■ TASK TO CARRY OUT: Among the records below, which lines contain the string "photo"? Report them.

(Records drawn from a dataset)
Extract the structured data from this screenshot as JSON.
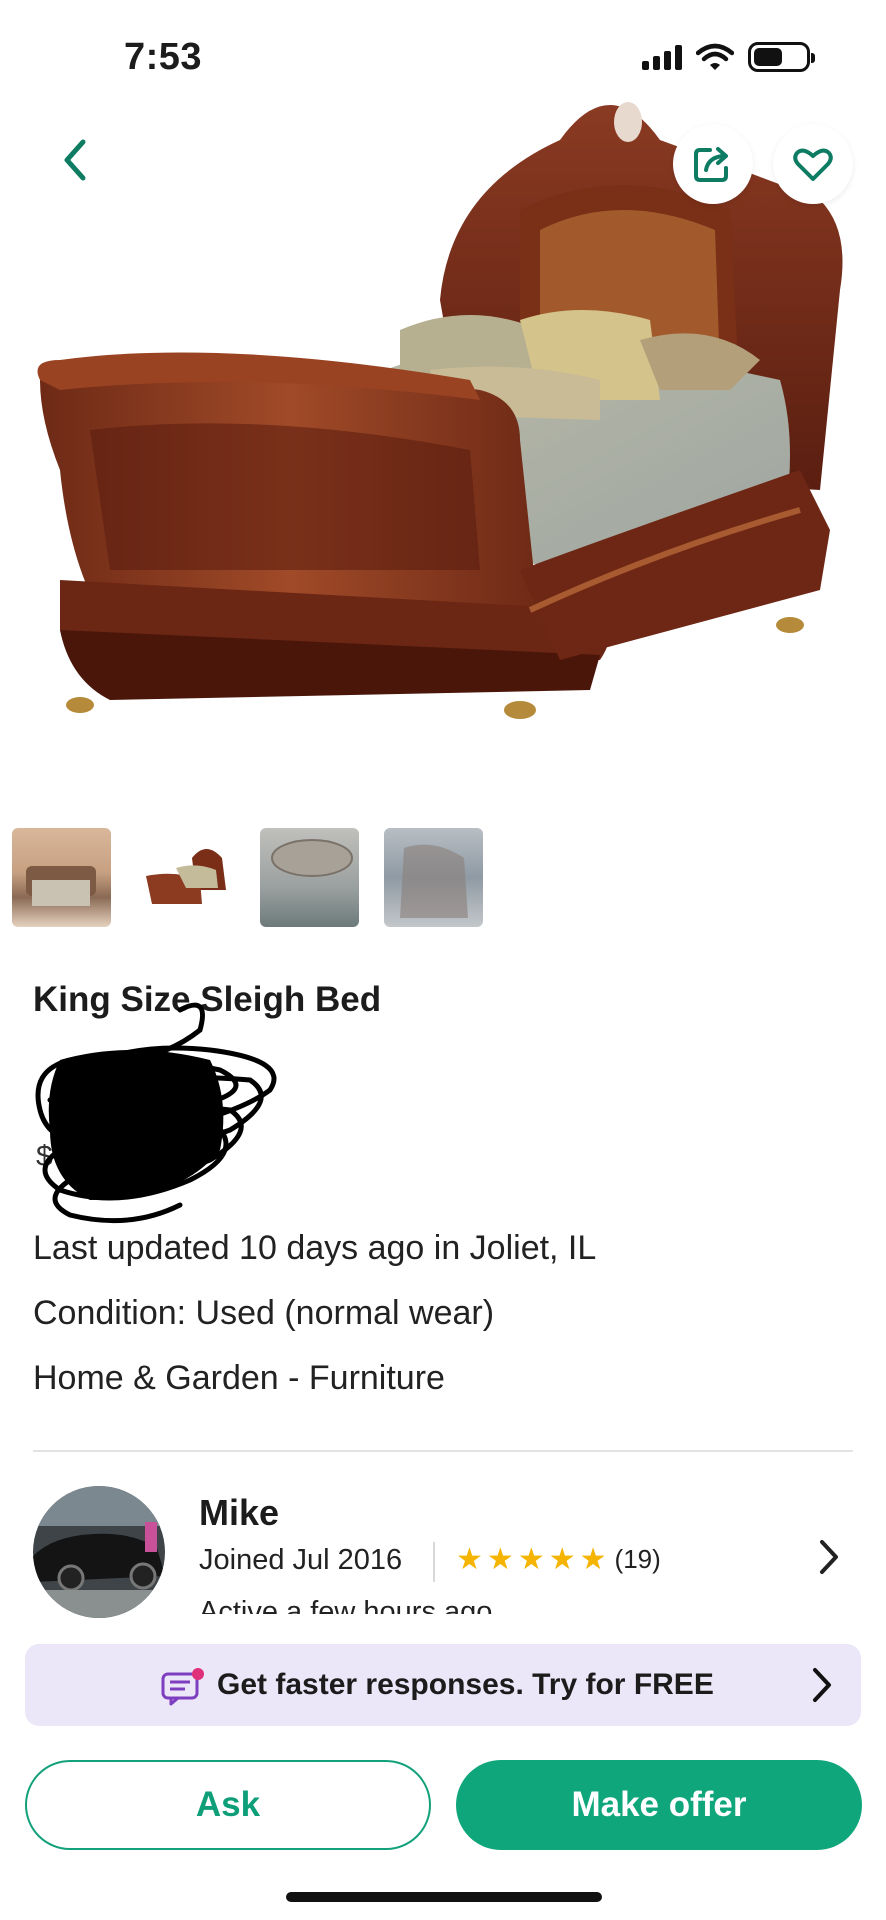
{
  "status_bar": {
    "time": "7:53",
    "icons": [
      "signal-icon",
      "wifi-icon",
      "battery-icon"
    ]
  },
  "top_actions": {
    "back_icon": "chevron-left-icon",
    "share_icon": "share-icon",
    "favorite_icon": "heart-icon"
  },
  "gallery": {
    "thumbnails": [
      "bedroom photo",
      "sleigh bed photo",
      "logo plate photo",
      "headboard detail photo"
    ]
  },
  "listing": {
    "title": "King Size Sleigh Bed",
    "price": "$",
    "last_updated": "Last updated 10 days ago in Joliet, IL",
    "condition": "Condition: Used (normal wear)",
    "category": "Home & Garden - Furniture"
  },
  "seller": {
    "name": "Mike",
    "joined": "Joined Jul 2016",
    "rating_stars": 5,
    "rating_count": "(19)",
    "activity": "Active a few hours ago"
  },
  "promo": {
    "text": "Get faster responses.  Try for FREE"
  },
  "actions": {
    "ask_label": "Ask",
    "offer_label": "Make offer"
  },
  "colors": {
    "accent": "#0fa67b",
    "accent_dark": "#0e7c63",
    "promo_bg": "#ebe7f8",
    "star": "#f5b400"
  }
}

■ SOLUTION TO THIS PROBLEM:
      "bedroom photo",
      "sleigh bed photo",
      "logo plate photo",
      "headboard detail photo"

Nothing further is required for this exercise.